- _WHAT THIS TASK INVOLVES_
Compute how many lines in the data below contain "title"; answer only with that number.

[Data records for software interfaces]
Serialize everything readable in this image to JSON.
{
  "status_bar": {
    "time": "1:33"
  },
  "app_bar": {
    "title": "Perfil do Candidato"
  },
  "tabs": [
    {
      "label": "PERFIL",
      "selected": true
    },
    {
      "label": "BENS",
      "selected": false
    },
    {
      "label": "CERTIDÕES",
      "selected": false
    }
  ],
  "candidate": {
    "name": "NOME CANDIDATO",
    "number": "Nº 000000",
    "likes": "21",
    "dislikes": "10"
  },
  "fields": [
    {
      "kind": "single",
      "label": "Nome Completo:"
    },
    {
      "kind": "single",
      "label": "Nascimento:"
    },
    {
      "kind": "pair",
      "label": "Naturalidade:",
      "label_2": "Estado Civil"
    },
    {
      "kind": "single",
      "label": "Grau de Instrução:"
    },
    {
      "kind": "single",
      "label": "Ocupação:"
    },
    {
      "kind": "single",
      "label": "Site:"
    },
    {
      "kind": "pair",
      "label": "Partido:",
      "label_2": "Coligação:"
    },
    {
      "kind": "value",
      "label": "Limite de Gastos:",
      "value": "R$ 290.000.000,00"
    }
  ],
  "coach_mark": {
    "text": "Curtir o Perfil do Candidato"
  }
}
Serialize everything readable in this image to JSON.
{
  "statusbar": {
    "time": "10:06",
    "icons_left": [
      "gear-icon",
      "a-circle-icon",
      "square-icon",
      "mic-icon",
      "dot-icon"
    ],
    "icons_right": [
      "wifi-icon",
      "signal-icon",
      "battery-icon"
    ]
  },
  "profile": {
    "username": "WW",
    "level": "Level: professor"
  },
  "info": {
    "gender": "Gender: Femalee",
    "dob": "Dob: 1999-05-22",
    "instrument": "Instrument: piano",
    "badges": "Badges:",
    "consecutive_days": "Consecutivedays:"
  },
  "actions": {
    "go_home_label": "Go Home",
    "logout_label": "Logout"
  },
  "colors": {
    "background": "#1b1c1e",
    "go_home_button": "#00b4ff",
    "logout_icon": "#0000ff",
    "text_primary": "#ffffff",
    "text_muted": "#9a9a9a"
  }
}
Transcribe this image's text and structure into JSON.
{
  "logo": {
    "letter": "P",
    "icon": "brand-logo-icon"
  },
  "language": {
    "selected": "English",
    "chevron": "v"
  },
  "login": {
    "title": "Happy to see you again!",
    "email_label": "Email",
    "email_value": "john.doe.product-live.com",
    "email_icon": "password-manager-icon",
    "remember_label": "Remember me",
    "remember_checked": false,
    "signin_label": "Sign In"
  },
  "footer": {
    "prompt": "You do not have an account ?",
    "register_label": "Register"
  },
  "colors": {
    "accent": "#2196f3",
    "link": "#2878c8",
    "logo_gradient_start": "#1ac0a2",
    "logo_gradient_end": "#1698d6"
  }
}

- _EXPECTED OUTPUT_
2